The protein p38α is a member of a family of molecules that transmit outside signals throughout the cell, thus allowing for an appropriate cell response, such as proliferation, differentiation, senescence, or death. Moreover, the participation of p38α in pathological conditions, like chronic inflammatory diseases and cancer, makes it a promising pharmacological target. In this regard, a complete picture of the activation mechanism of this protein is essential in order to design specific inhibitors that do not affect other processes.
The journal eLife has published a study on p38α by Antonija Kuzmanic, an EU Marie Curie COFUND fellow who is undertaking postdoctoral training simultaneously in two IRB Barcelona labs—the Molecular Modelling and Bioinformatics Laboratory and the Signalling and Cell Cycle Laboratory. Collaborative research between the lab headed by Modesto Orozco and that led by Angel R. Nebreda, the latter an international authority on p38α, has provided an integrative picture of the p38α activation mechanism and new insights into the molecular effects of various molecules that regulate the enzymatic activity of the protein.
Using computational techniques, researchers have deciphered the key elements of the complex molecular mechanism underlying p38α activity. This study describes the protein activation mechanism in unprecedented detail and reconciles the apparent contradictory results reported in previous structural studies. "Considering the importance of p38α for pathological processes, we hope the knowledge obtained in this study will help to target the protein with more specificity," stresses Antonija Kuzmanic, first author of the study.
Identifying new inhibitors
p38α has already been targeted for inflammatory diseases and some types of cancer; however, none of the drugs have yet made it to the market. "Our study reveals novel conformations of the protein, which could be used as a starting point in virtual screening studies aimed at uncovering new inhibitors," explains Kuzmanic.
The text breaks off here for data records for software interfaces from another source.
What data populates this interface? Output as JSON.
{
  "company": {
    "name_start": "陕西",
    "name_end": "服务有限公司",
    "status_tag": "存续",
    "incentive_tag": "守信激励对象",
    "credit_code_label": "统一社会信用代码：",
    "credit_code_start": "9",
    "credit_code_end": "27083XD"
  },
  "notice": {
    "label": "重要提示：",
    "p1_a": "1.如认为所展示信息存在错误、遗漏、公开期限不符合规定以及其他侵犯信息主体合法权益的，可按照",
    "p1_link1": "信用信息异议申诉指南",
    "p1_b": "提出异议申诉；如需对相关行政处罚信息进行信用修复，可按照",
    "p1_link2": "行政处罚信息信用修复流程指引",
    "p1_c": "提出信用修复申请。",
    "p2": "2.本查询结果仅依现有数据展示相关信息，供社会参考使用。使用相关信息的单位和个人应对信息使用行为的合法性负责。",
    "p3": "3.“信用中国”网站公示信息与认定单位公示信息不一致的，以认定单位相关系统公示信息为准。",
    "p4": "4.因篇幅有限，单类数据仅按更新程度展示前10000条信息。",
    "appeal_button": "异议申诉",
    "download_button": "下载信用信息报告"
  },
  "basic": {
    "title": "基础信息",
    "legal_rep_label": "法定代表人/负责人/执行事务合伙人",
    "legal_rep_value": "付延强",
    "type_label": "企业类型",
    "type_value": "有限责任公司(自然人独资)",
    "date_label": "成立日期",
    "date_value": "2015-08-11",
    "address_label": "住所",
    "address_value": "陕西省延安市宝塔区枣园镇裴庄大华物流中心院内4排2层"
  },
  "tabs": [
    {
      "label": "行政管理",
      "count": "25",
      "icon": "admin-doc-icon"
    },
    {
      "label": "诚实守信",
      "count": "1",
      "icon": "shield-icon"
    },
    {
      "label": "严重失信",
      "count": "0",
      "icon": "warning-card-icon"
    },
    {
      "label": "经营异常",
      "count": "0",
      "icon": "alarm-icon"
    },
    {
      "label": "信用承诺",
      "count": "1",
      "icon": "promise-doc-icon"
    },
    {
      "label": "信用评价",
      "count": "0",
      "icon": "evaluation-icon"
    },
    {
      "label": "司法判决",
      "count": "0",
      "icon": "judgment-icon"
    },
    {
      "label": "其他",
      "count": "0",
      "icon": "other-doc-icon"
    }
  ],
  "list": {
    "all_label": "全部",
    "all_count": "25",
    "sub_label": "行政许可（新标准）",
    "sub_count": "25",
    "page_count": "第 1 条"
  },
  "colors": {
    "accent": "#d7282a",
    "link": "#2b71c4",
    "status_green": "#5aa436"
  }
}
And she adds, "We were also able to highlight important electrostatic interactions, which may allow us to explore alternative activation pathways with increased specificity".
A computational biology approach
"We used only computational techniques. Mainly, we employed numerous molecular dynamics simulations combined with an advanced sampling technique called metadynamics," explains Kuzmanic. This combination has an advantage over standard molecular dynamics simulations, as it allows researchers to observe large conformational changes in a reasonable amount of computational time. She goes on to say, "we are able to add statistical significance to the conformations we observed in our simulations".